I met Joseph out of all Mormon context. I met him between Emerson and the Beatles, between the American Revolution and the sixties, between the conservative New England tilt ofmy education and the ecstatic, destabilizing, boundary-busting, prolonged years of anti-authoritarian protest against the U.S. government. I met Joseph roaming the corridors of American history in Fawn Brodie's No Man Knows My History, portrayed as a genius who would be comfortable at the same table with P. T. Barnum, Walt Disney, and Norman Mailer-to name a few of the wildly imaginative national characters I had been pitching for documentaries.

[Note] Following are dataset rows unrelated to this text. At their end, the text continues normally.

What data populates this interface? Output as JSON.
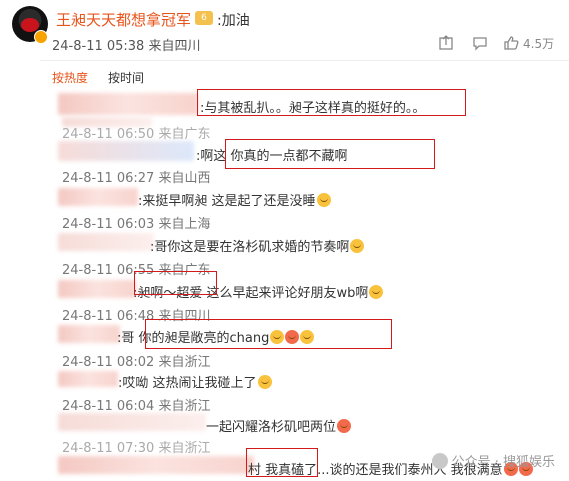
{
  "post": {
    "username": "王昶天天都想拿冠军",
    "level": "6",
    "text": ":加油",
    "meta": "24-8-11 05:38 来自四川",
    "like_count": "4.5万"
  },
  "sort_tabs": {
    "hot": "按热度",
    "time": "按时间"
  },
  "comments": [
    {
      "text": ":与其被乱扒。。昶子这样真的挺好的。。",
      "meta": "24-8-11 06:50 来自广东"
    },
    {
      "text": ":啊这  你真的一点都不藏啊",
      "meta": "24-8-11 06:27 来自山西"
    },
    {
      "text": ":来挺早啊昶  这是起了还是没睡",
      "meta": "24-8-11 06:03 来自上海"
    },
    {
      "text": ":哥你这是要在洛杉矶求婚的节奏啊",
      "meta": "24-8-11 06:55 来自广东"
    },
    {
      "text": ":昶啊～超爱  这么早起来评论好朋友wb啊",
      "meta": "24-8-11 06:48 来自四川"
    },
    {
      "text": ":哥  你的昶是敞亮的chang",
      "meta": "24-8-11 08:02 来自浙江"
    },
    {
      "text": ":哎呦  这热闹让我碰上了",
      "meta": "24-8-11 06:04 来自浙江"
    },
    {
      "text": "一起闪耀洛杉矶吧两位",
      "meta": "24-8-11 07:30 来自浙江"
    },
    {
      "text_a": "村  我真磕了",
      "text_b": "...谈的还是我们泰州人 我很满意"
    }
  ],
  "watermark": "公众号 · 搜狐娱乐",
  "colors": {
    "accent": "#e8541b",
    "highlight_box": "#d21a1a"
  },
  "icons": [
    "avatar",
    "verified-badge",
    "level-badge",
    "share-icon",
    "comment-icon",
    "like-icon",
    "emoji-icon"
  ]
}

Somehow I had reachedmy forties without ever having met a single Mormon and knowing almost nothing about our homegrown prophet. I encountered Joseph amid the smoking ruins of Vietnam, Watergate, Nixon's impeachment, and the country's return to our primal dream of avarice. By that time, "my" priests were Martin Luther King and the Berrigan brothers, men who broke the law for a higher good. Fawn Brodie's Joseph was this kind of man. But the social activist priests always seemed more moral than faithful. Amid their good works, their contradictions and ironies somehow suggested that politics was what we had in a world from which God had withdrawn. In Brodie's biography, when Joseph broke the law for a higher good, I felt he did so as a modern man of faith.
Brodie meant to debunk, and some questioning Mormons are rumored to have left the Church because of No Man Knows My History. But for me, her Joseph reawakened religious feelings I thought I'd lost forever. As a child in Providence, Rhode Island, I was a believer.My older brother and sister grumbled when my parents sent us off to church and Sunday School. But I loved coloring pictures of the burning bush and thinking hard about the nun's claim that God was always with each and every one of us. I believed it was true-but how!? I was intrigued by the mystery. When we moved to Washington, D.C., and my parents no longer enforced church going, I was still ardent. I was eight.

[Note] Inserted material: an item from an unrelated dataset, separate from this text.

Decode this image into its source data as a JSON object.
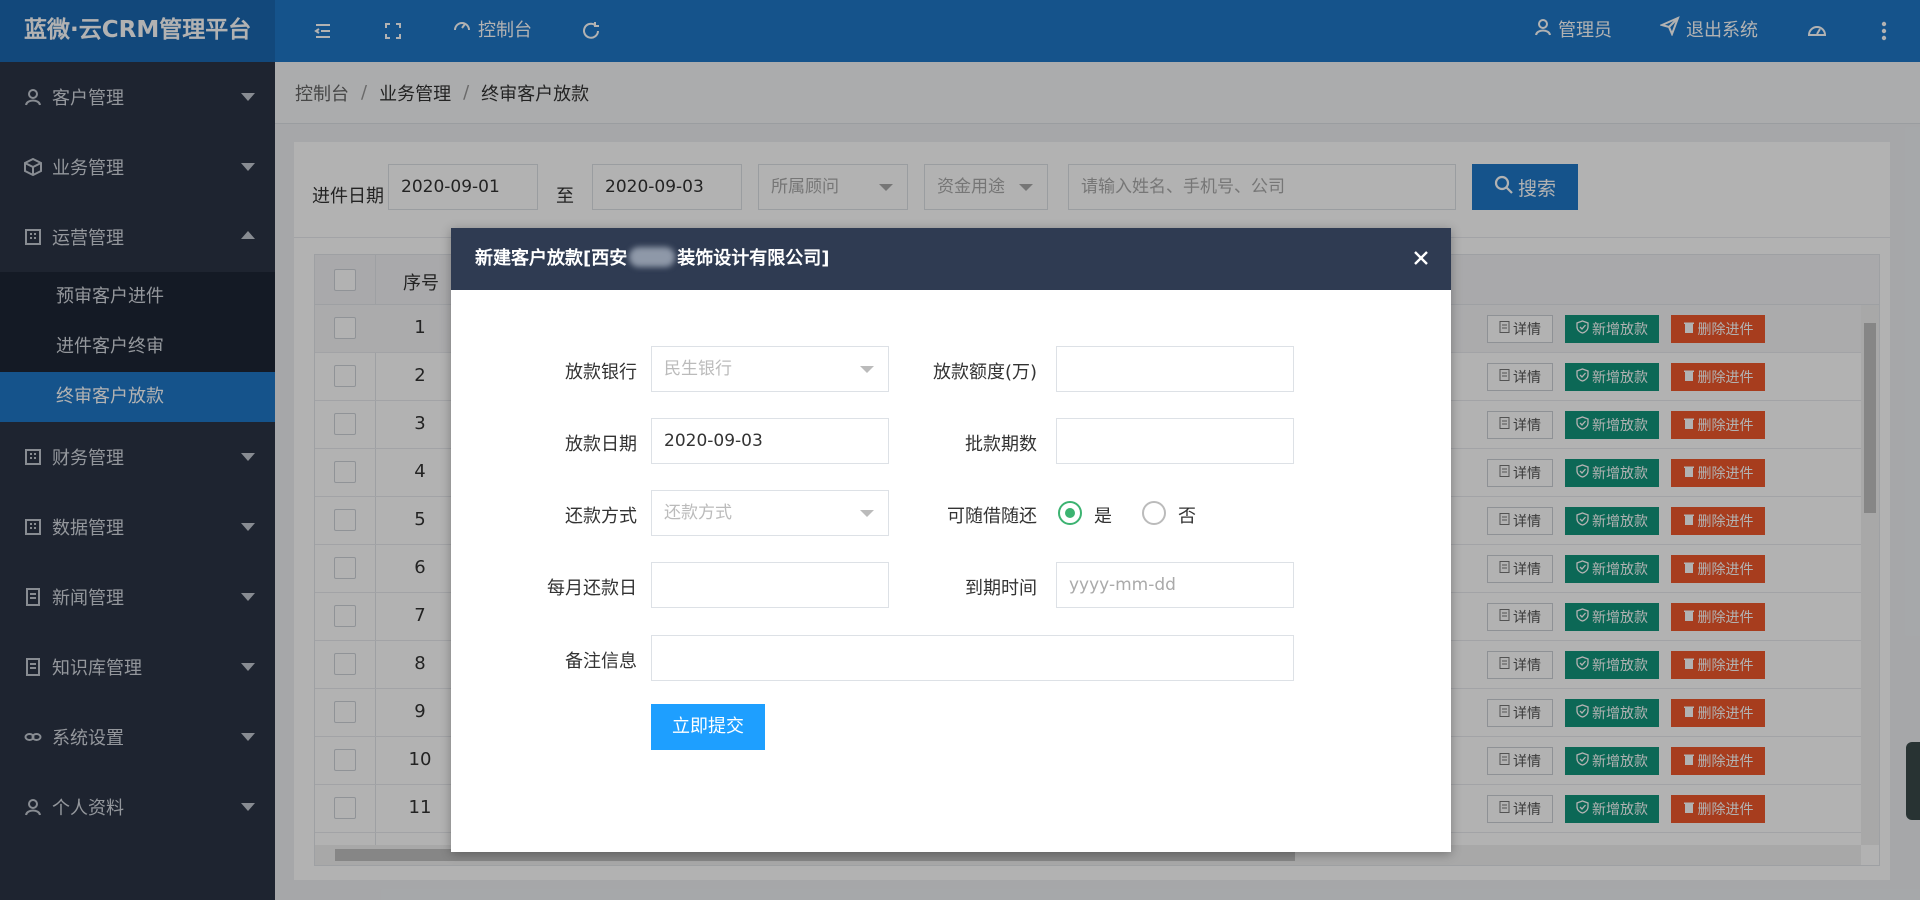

On Sundays, while the rest of my family read newspapers around the breakfast table, I traveled from Georgetown to St. John's Episcopal Church near the White House by taxi. I soon felt like the odd man out. Daddy had come home from WorldWar II and joined the State Department. I didn't want to miss one of his anti-Communist riffs while I was off at church. How could I save America if I didn't know what challenges the free world faced? I won a Bible for memorizing verses in Sunday School, but I felt it was success for success's sake. God wasn't in my words.
The taxi said it all. I had become an uprooted pilgrim, paying strangers to drive me around in search of a place I might really belong. I'd stepped into the particle accelerator in which new energies are constantly released by our atoms colliding at the speed of light. I've come to realize that this is the perpetual shattering modern people call home. I've often felt it's like living in a huge lost-and-found, of doubling and tripling our lives and even our bodies, of trying incarnations that end up in a heap in "unclaimed baggage" centers. There is no rest, only perpetual disintegration and renewal. As a member of the holy order of disappearing sacred cows, I didn't exactly lose interest in God. I just never heard about a God who didn't take himself very, very seriously. . . . Enter Joseph Smith.
He was born in 1805, on a boundary line between rooted traditions and the age of the particle accelerator. The post-revolutionary world was coming unstuck all around him; and strange, new electrical impulses were flying off in every direction. Smith's family on both sides had already been broken into many kinds of energetic nonconformity. They were religious seekers, adventurers, writers, utopians, large-minded, large-hearted men and women trying to get their hands on the meaning of life. They were just the sort of …